YOUR TASK
Word for word, print each record, dropping any image it holds.

Dataset rows describing interfaces:
+ + +

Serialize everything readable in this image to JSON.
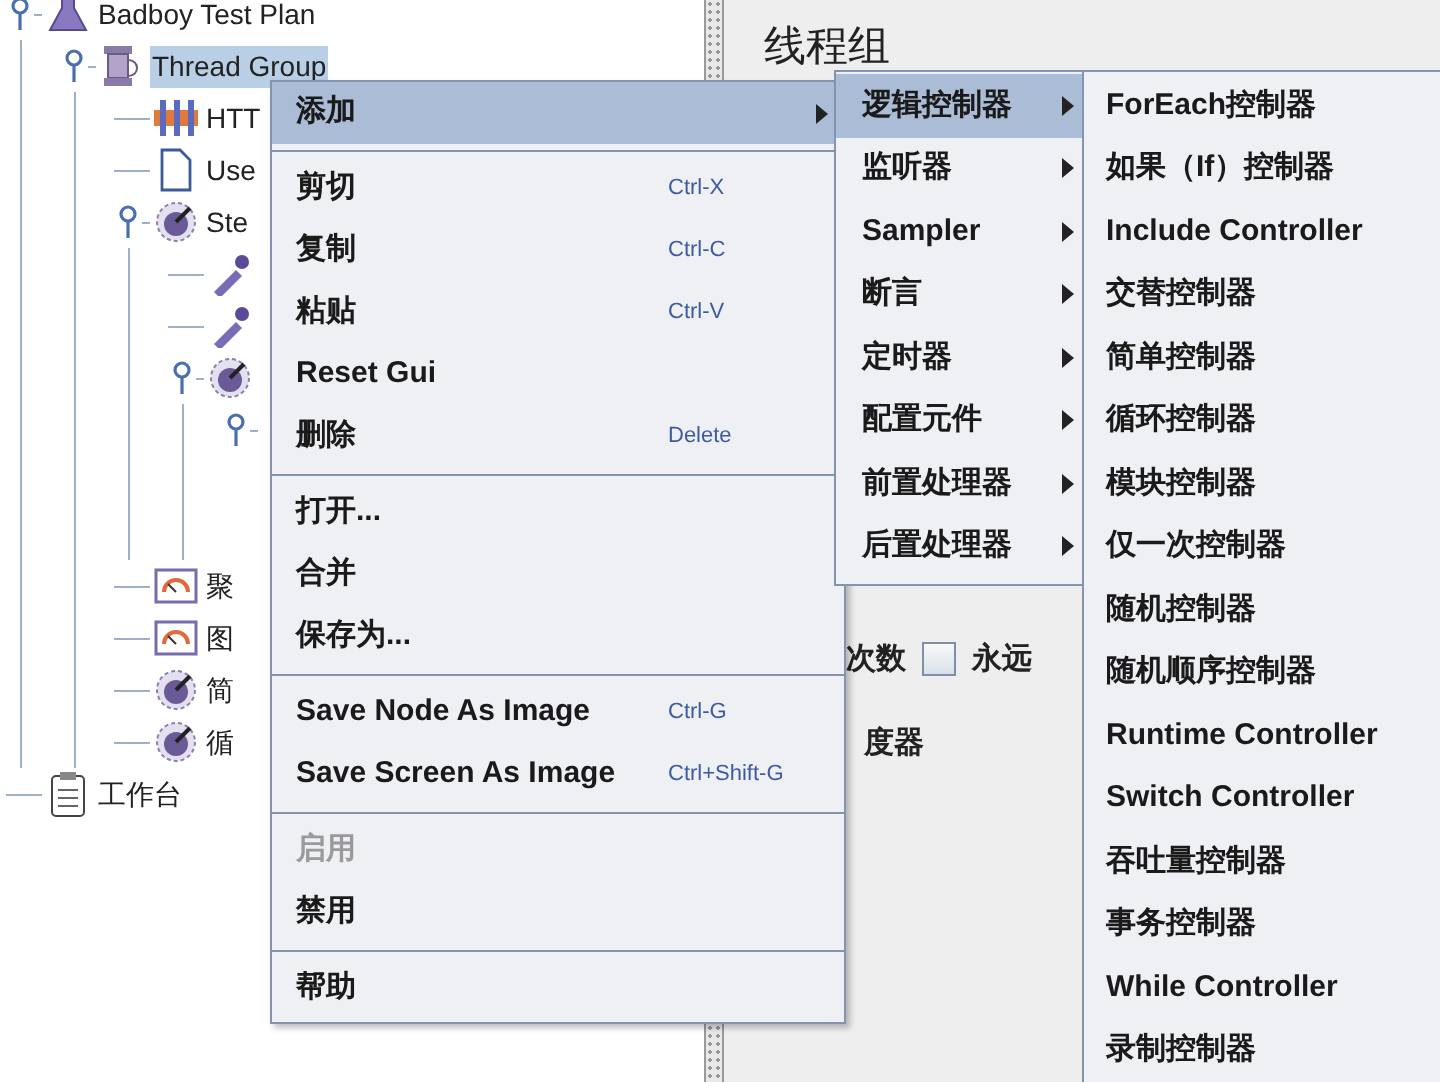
{
  "tree": [
    {
      "label": "Badboy Test Plan",
      "kind": "plan",
      "expanded": true,
      "selected": false,
      "children": [
        {
          "label": "Thread Group",
          "kind": "threads",
          "expanded": true,
          "selected": true,
          "children": [
            {
              "label": "HTT",
              "kind": "http",
              "selected": false
            },
            {
              "label": "Use",
              "kind": "doc",
              "selected": false
            },
            {
              "label": "Ste",
              "kind": "dial",
              "expanded": true,
              "selected": false,
              "children": [
                {
                  "kind": "dropper",
                  "selected": false
                },
                {
                  "kind": "dropper",
                  "selected": false
                },
                {
                  "kind": "dial",
                  "expanded": true,
                  "selected": false,
                  "children": [
                    {
                      "kind": "blank",
                      "expanded": true,
                      "selected": false
                    }
                  ]
                }
              ]
            },
            {
              "label": "聚",
              "kind": "gauge",
              "selected": false
            },
            {
              "label": "图",
              "kind": "gauge",
              "selected": false
            },
            {
              "label": "简",
              "kind": "dial",
              "selected": false
            },
            {
              "label": "循",
              "kind": "dial",
              "selected": false
            }
          ]
        }
      ]
    },
    {
      "label": "工作台",
      "kind": "clipboard",
      "selected": false
    }
  ],
  "panel": {
    "title": "线程组",
    "loop_label": "次数",
    "forever": {
      "label": "永远",
      "checked": false
    },
    "scheduler_label": "度器"
  },
  "context_menu": {
    "sections": [
      [
        {
          "label": "添加",
          "submenu": true,
          "selected": true,
          "disabled": false
        }
      ],
      [
        {
          "label": "剪切",
          "shortcut": "Ctrl-X",
          "selected": false,
          "disabled": false
        },
        {
          "label": "复制",
          "shortcut": "Ctrl-C",
          "selected": false,
          "disabled": false
        },
        {
          "label": "粘贴",
          "shortcut": "Ctrl-V",
          "selected": false,
          "disabled": false
        },
        {
          "label": "Reset Gui",
          "selected": false,
          "disabled": false
        },
        {
          "label": "删除",
          "shortcut": "Delete",
          "selected": false,
          "disabled": false
        }
      ],
      [
        {
          "label": "打开...",
          "selected": false,
          "disabled": false
        },
        {
          "label": "合并",
          "selected": false,
          "disabled": false
        },
        {
          "label": "保存为...",
          "selected": false,
          "disabled": false
        }
      ],
      [
        {
          "label": "Save Node As Image",
          "shortcut": "Ctrl-G",
          "selected": false,
          "disabled": false
        },
        {
          "label": "Save Screen As Image",
          "shortcut": "Ctrl+Shift-G",
          "selected": false,
          "disabled": false
        }
      ],
      [
        {
          "label": "启用",
          "selected": false,
          "disabled": true
        },
        {
          "label": "禁用",
          "selected": false,
          "disabled": false
        }
      ],
      [
        {
          "label": "帮助",
          "selected": false,
          "disabled": false
        }
      ]
    ]
  },
  "add_submenu": [
    {
      "label": "逻辑控制器",
      "selected": true
    },
    {
      "label": "监听器",
      "selected": false
    },
    {
      "label": "Sampler",
      "selected": false
    },
    {
      "label": "断言",
      "selected": false
    },
    {
      "label": "定时器",
      "selected": false
    },
    {
      "label": "配置元件",
      "selected": false
    },
    {
      "label": "前置处理器",
      "selected": false
    },
    {
      "label": "后置处理器",
      "selected": false
    }
  ],
  "logic_controller_submenu": [
    {
      "label": "ForEach控制器",
      "selected": false
    },
    {
      "label": "如果（If）控制器",
      "selected": false
    },
    {
      "label": "Include Controller",
      "selected": false
    },
    {
      "label": "交替控制器",
      "selected": false
    },
    {
      "label": "简单控制器",
      "selected": false
    },
    {
      "label": "循环控制器",
      "selected": false
    },
    {
      "label": "模块控制器",
      "selected": false
    },
    {
      "label": "仅一次控制器",
      "selected": false
    },
    {
      "label": "随机控制器",
      "selected": false
    },
    {
      "label": "随机顺序控制器",
      "selected": false
    },
    {
      "label": "Runtime Controller",
      "selected": false
    },
    {
      "label": "Switch Controller",
      "selected": false
    },
    {
      "label": "吞吐量控制器",
      "selected": false
    },
    {
      "label": "事务控制器",
      "selected": false
    },
    {
      "label": "While Controller",
      "selected": false
    },
    {
      "label": "录制控制器",
      "selected": false
    }
  ]
}
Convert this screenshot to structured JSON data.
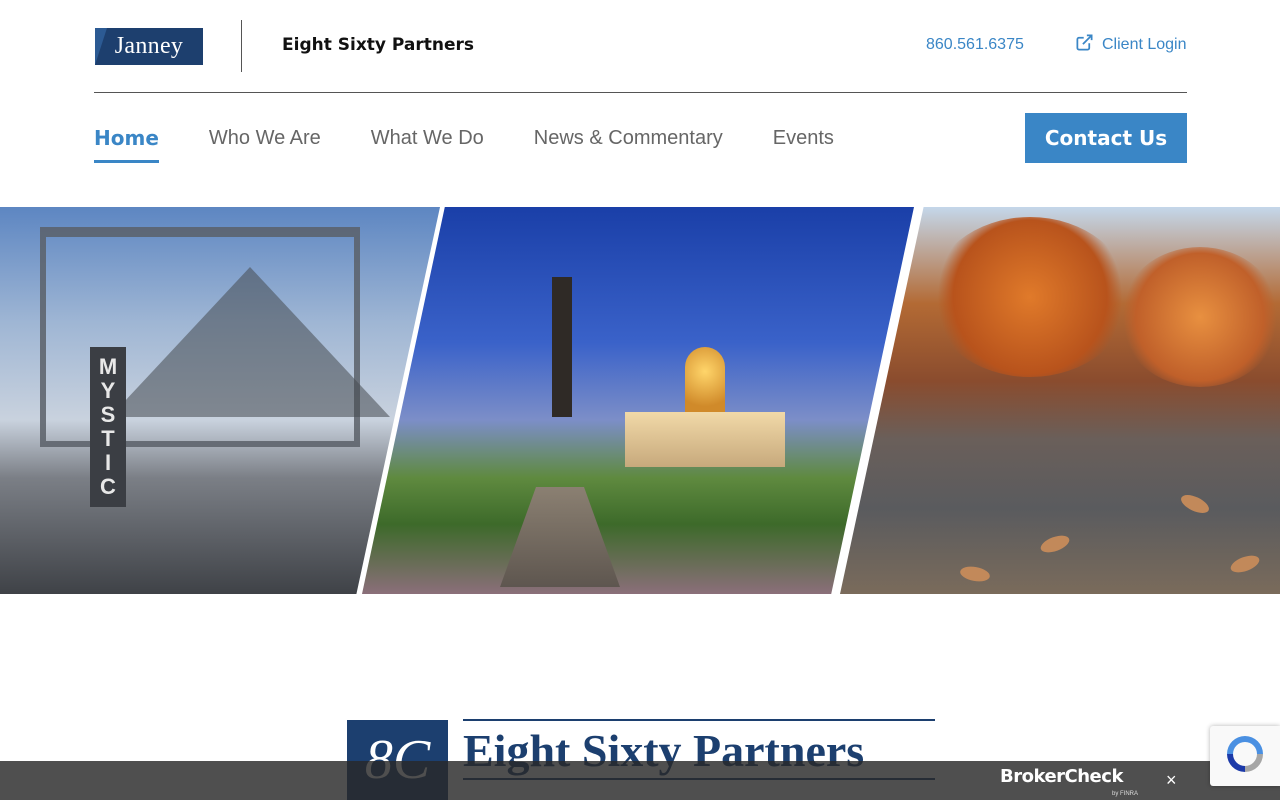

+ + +

RESPONSE
Serialize everything readable in this image to JSON.
{
  "tree": [
    {
      "label": "Badboy Test Plan",
      "kind": "plan",
      "expanded": true,
      "selected": false,
      "children": [
        {
          "label": "Thread Group",
          "kind": "threads",
          "expanded": true,
          "selected": true,
          "children": [
            {
              "label": "HTT",
              "kind": "http",
              "selected": false
            },
            {
              "label": "Use",
              "kind": "doc",
              "selected": false
            },
            {
              "label": "Ste",
              "kind": "dial",
              "expanded": true,
              "selected": false,
              "children": [
                {
                  "kind": "dropper",
                  "selected": false
                },
                {
                  "kind": "dropper",
                  "selected": false
                },
                {
                  "kind": "dial",
                  "expanded": true,
                  "selected": false,
                  "children": [
                    {
                      "kind": "blank",
                      "expanded": true,
                      "selected": false
                    }
                  ]
                }
              ]
            },
            {
              "label": "聚",
              "kind": "gauge",
              "selected": false
            },
            {
              "label": "图",
              "kind": "gauge",
              "selected": false
            },
            {
              "label": "简",
              "kind": "dial",
              "selected": false
            },
            {
              "label": "循",
              "kind": "dial",
              "selected": false
            }
          ]
        }
      ]
    },
    {
      "label": "工作台",
      "kind": "clipboard",
      "selected": false
    }
  ],
  "panel": {
    "title": "线程组",
    "loop_label": "次数",
    "forever": {
      "label": "永远",
      "checked": false
    },
    "scheduler_label": "度器"
  },
  "context_menu": {
    "sections": [
      [
        {
          "label": "添加",
          "submenu": true,
          "selected": true,
          "disabled": false
        }
      ],
      [
        {
          "label": "剪切",
          "shortcut": "Ctrl-X",
          "selected": false,
          "disabled": false
        },
        {
          "label": "复制",
          "shortcut": "Ctrl-C",
          "selected": false,
          "disabled": false
        },
        {
          "label": "粘贴",
          "shortcut": "Ctrl-V",
          "selected": false,
          "disabled": false
        },
        {
          "label": "Reset Gui",
          "selected": false,
          "disabled": false
        },
        {
          "label": "删除",
          "shortcut": "Delete",
          "selected": false,
          "disabled": false
        }
      ],
      [
        {
          "label": "打开...",
          "selected": false,
          "disabled": false
        },
        {
          "label": "合并",
          "selected": false,
          "disabled": false
        },
        {
          "label": "保存为...",
          "selected": false,
          "disabled": false
        }
      ],
      [
        {
          "label": "Save Node As Image",
          "shortcut": "Ctrl-G",
          "selected": false,
          "disabled": false
        },
        {
          "label": "Save Screen As Image",
          "shortcut": "Ctrl+Shift-G",
          "selected": false,
          "disabled": false
        }
      ],
      [
        {
          "label": "启用",
          "selected": false,
          "disabled": true
        },
        {
          "label": "禁用",
          "selected": false,
          "disabled": false
        }
      ],
      [
        {
          "label": "帮助",
          "selected": false,
          "disabled": false
        }
      ]
    ]
  },
  "add_submenu": [
    {
      "label": "逻辑控制器",
      "selected": true
    },
    {
      "label": "监听器",
      "selected": false
    },
    {
      "label": "Sampler",
      "selected": false
    },
    {
      "label": "断言",
      "selected": false
    },
    {
      "label": "定时器",
      "selected": false
    },
    {
      "label": "配置元件",
      "selected": false
    },
    {
      "label": "前置处理器",
      "selected": false
    },
    {
      "label": "后置处理器",
      "selected": false
    }
  ],
  "logic_controller_submenu": [
    {
      "label": "ForEach控制器",
      "selected": false
    },
    {
      "label": "如果（If）控制器",
      "selected": false
    },
    {
      "label": "Include Controller",
      "selected": false
    },
    {
      "label": "交替控制器",
      "selected": false
    },
    {
      "label": "简单控制器",
      "selected": false
    },
    {
      "label": "循环控制器",
      "selected": false
    },
    {
      "label": "模块控制器",
      "selected": false
    },
    {
      "label": "仅一次控制器",
      "selected": false
    },
    {
      "label": "随机控制器",
      "selected": false
    },
    {
      "label": "随机顺序控制器",
      "selected": false
    },
    {
      "label": "Runtime Controller",
      "selected": false
    },
    {
      "label": "Switch Controller",
      "selected": false
    },
    {
      "label": "吞吐量控制器",
      "selected": false
    },
    {
      "label": "事务控制器",
      "selected": false
    },
    {
      "label": "While Controller",
      "selected": false
    },
    {
      "label": "录制控制器",
      "selected": false
    }
  ]
}
Convert this screenshot to structured JSON data.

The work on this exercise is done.